Search the entries for the word "note" and return every line where it is found.

[Opening Supplied material section]

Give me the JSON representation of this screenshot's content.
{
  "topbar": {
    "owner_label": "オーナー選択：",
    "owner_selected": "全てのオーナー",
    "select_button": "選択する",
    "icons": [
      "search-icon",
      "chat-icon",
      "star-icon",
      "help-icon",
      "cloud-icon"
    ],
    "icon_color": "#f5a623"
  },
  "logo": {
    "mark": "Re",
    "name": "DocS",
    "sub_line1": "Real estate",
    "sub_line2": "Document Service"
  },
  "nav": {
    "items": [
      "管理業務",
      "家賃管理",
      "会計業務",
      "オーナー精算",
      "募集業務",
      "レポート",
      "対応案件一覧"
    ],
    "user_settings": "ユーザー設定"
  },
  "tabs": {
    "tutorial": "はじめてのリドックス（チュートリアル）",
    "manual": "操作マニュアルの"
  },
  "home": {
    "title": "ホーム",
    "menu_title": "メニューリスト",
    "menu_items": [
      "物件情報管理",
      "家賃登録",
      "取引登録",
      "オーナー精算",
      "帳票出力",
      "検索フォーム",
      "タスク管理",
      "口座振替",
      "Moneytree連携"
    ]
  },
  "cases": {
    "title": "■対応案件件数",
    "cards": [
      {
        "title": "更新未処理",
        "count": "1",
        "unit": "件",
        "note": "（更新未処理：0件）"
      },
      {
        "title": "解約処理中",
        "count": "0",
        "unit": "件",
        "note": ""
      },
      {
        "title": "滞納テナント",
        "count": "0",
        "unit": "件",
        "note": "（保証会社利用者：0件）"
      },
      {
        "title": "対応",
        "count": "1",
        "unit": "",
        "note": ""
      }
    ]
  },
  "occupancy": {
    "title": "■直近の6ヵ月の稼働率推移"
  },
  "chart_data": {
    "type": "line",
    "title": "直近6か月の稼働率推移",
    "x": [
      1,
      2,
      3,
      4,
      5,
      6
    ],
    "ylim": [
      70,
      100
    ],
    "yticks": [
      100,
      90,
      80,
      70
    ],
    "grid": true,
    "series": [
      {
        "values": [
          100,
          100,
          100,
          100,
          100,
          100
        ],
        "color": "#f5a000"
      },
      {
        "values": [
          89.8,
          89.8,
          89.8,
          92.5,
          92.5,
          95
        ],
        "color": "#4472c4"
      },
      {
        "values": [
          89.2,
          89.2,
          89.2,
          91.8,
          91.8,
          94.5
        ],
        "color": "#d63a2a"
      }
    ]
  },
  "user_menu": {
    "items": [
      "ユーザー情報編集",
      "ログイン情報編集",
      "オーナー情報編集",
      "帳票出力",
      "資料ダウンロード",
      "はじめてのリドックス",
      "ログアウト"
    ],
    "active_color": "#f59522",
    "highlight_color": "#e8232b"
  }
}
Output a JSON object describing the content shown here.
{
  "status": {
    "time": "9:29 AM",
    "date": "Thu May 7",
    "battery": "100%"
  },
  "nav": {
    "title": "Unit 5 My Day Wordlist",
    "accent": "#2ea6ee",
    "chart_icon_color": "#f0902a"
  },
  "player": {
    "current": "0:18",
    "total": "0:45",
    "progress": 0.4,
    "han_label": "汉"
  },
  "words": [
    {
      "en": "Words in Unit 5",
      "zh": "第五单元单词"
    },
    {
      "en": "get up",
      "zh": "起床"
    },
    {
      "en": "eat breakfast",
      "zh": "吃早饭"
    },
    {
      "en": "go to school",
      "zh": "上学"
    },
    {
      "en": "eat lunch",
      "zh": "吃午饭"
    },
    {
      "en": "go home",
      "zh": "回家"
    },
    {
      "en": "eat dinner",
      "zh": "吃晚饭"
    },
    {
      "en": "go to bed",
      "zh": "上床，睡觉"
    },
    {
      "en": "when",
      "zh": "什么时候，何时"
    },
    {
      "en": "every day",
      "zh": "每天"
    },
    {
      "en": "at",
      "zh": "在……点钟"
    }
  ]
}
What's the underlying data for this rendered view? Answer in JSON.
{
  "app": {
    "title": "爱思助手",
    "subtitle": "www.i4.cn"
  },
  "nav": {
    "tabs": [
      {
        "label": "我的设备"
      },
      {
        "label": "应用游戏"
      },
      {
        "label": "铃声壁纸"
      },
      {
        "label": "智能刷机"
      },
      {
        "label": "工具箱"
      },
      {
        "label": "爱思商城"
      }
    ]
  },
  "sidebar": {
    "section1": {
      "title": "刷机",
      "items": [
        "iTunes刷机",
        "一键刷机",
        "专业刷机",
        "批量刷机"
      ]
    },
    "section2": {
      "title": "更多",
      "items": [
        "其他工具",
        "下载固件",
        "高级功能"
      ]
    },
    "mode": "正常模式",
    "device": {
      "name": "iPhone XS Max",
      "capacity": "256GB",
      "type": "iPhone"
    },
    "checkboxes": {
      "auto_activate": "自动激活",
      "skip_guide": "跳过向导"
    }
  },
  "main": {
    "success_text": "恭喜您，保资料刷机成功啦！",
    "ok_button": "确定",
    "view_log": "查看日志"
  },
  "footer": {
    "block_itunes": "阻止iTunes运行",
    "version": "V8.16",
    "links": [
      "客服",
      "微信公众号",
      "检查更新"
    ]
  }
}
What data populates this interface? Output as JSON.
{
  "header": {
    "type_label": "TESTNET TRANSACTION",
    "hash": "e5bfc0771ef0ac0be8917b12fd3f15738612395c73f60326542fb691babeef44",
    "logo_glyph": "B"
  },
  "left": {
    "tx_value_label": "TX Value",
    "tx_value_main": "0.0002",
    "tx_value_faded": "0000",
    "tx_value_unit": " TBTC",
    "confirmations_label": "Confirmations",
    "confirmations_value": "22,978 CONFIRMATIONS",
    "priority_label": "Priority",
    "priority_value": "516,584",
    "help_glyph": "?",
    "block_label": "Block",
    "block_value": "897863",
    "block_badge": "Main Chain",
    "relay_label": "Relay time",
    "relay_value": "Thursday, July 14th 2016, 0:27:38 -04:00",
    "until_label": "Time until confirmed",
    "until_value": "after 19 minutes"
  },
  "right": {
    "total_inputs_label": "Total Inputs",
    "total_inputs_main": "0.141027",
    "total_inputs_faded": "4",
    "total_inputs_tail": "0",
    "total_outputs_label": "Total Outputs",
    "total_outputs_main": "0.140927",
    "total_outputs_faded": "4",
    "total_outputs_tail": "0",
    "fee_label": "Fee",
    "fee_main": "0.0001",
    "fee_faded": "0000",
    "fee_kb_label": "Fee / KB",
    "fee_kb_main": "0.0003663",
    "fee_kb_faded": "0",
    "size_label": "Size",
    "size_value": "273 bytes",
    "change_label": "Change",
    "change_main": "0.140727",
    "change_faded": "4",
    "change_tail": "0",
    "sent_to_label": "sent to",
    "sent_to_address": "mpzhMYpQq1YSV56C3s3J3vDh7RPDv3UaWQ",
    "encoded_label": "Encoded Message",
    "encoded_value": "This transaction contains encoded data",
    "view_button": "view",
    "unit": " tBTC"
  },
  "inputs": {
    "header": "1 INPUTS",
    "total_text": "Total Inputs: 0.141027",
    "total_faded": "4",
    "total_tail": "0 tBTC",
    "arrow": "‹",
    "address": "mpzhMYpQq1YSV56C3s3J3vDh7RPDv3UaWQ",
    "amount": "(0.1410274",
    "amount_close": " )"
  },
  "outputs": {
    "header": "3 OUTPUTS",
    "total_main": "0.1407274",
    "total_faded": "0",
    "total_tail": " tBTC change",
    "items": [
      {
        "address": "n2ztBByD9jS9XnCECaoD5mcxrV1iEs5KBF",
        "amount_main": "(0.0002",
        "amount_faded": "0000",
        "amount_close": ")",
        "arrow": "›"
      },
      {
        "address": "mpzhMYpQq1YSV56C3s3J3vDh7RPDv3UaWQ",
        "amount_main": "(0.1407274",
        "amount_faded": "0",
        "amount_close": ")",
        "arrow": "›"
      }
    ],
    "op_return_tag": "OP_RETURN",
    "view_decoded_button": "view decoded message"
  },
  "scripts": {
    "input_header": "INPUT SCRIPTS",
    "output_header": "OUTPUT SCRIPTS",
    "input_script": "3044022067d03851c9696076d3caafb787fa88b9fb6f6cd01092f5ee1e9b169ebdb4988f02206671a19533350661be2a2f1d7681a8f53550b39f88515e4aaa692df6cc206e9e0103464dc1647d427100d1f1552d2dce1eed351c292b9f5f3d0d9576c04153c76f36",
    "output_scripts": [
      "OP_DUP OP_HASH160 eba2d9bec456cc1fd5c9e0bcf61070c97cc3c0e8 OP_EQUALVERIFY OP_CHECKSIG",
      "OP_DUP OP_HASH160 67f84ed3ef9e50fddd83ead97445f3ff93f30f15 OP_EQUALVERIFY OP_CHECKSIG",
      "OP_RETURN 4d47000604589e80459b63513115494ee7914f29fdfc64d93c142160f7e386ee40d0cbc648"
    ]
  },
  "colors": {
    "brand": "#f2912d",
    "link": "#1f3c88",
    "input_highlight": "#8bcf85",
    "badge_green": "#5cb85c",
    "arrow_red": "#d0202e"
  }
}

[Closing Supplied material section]

# Solution for this task
        "note": "（更新未処理：0件）"
        "note": ""
        "note": "（保証会社利用者：0件）"
        "note": ""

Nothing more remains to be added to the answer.